== WHAT YOU NEED TO DO ==
All the data below should be printed again without a single difference.

== Entries from a dataset of interfaces ==
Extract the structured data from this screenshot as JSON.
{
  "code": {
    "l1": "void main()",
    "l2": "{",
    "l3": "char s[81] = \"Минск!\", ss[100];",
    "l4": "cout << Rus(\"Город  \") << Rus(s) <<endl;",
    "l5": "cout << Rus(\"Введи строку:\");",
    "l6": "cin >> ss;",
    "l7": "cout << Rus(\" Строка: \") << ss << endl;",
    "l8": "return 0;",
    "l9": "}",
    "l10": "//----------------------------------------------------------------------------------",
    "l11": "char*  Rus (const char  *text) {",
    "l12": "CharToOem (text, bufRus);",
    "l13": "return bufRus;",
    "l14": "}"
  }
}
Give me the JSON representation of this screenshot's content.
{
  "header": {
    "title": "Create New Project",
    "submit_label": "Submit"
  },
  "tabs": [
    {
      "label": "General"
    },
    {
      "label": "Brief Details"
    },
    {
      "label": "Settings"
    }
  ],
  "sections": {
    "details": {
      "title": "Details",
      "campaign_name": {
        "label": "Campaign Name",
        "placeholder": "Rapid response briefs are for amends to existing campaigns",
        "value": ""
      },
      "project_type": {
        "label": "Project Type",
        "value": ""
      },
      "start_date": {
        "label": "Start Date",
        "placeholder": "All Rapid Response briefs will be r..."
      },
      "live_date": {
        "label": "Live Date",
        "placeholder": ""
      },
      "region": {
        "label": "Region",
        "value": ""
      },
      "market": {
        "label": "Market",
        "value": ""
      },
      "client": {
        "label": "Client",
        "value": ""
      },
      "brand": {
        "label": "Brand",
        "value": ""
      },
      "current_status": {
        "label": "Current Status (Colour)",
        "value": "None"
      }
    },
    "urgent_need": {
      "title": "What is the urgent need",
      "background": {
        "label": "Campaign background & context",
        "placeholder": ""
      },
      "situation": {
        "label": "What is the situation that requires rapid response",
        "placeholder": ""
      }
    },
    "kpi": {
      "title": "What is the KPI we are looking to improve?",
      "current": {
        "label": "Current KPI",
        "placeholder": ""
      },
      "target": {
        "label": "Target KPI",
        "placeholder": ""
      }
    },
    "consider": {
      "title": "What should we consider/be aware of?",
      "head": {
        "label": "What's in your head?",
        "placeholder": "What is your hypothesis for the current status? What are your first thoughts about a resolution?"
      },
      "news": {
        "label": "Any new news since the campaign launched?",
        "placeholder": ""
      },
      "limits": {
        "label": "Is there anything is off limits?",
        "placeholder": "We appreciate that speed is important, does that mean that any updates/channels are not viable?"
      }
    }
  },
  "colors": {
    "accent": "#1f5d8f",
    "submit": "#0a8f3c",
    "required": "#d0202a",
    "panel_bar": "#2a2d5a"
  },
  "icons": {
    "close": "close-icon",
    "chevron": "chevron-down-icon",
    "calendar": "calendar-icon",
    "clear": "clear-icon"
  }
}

== YOUR SOLUTION ==
Extract the structured data from this screenshot as JSON.
{
  "code": {
    "l1": "void main()",
    "l2": "{",
    "l3": "char s[81] = \"Минск!\", ss[100];",
    "l4": "cout << Rus(\"Город  \") << Rus(s) <<endl;",
    "l5": "cout << Rus(\"Введи строку:\");",
    "l6": "cin >> ss;",
    "l7": "cout << Rus(\" Строка: \") << ss << endl;",
    "l8": "return 0;",
    "l9": "}",
    "l10": "//----------------------------------------------------------------------------------",
    "l11": "char*  Rus (const char  *text) {",
    "l12": "CharToOem (text, bufRus);",
    "l13": "return bufRus;",
    "l14": "}"
  }
}
Give me the JSON representation of this screenshot's content.
{
  "header": {
    "title": "Create New Project",
    "submit_label": "Submit"
  },
  "tabs": [
    {
      "label": "General"
    },
    {
      "label": "Brief Details"
    },
    {
      "label": "Settings"
    }
  ],
  "sections": {
    "details": {
      "title": "Details",
      "campaign_name": {
        "label": "Campaign Name",
        "placeholder": "Rapid response briefs are for amends to existing campaigns",
        "value": ""
      },
      "project_type": {
        "label": "Project Type",
        "value": ""
      },
      "start_date": {
        "label": "Start Date",
        "placeholder": "All Rapid Response briefs will be r..."
      },
      "live_date": {
        "label": "Live Date",
        "placeholder": ""
      },
      "region": {
        "label": "Region",
        "value": ""
      },
      "market": {
        "label": "Market",
        "value": ""
      },
      "client": {
        "label": "Client",
        "value": ""
      },
      "brand": {
        "label": "Brand",
        "value": ""
      },
      "current_status": {
        "label": "Current Status (Colour)",
        "value": "None"
      }
    },
    "urgent_need": {
      "title": "What is the urgent need",
      "background": {
        "label": "Campaign background & context",
        "placeholder": ""
      },
      "situation": {
        "label": "What is the situation that requires rapid response",
        "placeholder": ""
      }
    },
    "kpi": {
      "title": "What is the KPI we are looking to improve?",
      "current": {
        "label": "Current KPI",
        "placeholder": ""
      },
      "target": {
        "label": "Target KPI",
        "placeholder": ""
      }
    },
    "consider": {
      "title": "What should we consider/be aware of?",
      "head": {
        "label": "What's in your head?",
        "placeholder": "What is your hypothesis for the current status? What are your first thoughts about a resolution?"
      },
      "news": {
        "label": "Any new news since the campaign launched?",
        "placeholder": ""
      },
      "limits": {
        "label": "Is there anything is off limits?",
        "placeholder": "We appreciate that speed is important, does that mean that any updates/channels are not viable?"
      }
    }
  },
  "colors": {
    "accent": "#1f5d8f",
    "submit": "#0a8f3c",
    "required": "#d0202a",
    "panel_bar": "#2a2d5a"
  },
  "icons": {
    "close": "close-icon",
    "chevron": "chevron-down-icon",
    "calendar": "calendar-icon",
    "clear": "clear-icon"
  }
}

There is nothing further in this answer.